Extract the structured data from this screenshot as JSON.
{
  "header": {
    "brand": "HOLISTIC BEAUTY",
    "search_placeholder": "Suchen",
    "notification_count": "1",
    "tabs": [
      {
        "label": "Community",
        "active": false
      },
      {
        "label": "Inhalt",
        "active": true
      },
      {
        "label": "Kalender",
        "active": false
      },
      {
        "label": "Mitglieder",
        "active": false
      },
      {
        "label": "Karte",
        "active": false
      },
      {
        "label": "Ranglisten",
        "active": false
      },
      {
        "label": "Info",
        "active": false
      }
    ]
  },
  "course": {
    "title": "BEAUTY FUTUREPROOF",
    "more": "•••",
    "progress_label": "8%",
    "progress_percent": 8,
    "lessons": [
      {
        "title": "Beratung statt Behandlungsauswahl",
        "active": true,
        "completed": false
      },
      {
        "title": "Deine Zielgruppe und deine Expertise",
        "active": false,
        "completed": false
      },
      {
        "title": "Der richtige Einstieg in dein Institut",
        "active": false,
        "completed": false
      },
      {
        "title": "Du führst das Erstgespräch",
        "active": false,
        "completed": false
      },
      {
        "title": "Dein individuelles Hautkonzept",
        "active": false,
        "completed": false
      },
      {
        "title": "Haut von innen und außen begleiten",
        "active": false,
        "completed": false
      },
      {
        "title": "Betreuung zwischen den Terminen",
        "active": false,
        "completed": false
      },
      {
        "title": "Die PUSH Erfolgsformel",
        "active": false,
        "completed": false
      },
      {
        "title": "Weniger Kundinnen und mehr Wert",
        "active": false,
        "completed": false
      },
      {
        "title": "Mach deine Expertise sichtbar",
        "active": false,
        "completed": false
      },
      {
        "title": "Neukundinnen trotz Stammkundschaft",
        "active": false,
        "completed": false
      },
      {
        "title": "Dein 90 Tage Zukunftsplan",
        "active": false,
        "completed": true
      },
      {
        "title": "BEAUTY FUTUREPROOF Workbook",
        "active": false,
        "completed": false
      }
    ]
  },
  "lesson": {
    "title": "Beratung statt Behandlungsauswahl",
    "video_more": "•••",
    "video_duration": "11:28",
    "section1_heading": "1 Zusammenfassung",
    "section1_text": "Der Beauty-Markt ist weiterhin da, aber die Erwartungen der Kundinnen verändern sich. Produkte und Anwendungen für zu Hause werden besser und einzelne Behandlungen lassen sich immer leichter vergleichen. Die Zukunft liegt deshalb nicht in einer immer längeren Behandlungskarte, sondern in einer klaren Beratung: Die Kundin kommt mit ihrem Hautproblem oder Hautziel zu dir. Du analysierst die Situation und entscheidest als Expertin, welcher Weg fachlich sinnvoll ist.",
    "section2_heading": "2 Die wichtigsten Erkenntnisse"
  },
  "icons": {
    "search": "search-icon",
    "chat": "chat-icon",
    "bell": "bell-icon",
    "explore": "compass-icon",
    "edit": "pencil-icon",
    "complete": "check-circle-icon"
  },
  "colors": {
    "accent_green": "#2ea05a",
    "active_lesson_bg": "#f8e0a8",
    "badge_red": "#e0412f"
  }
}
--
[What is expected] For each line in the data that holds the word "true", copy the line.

[Exercise result]
        "active": true
        "active": true,
        "completed": true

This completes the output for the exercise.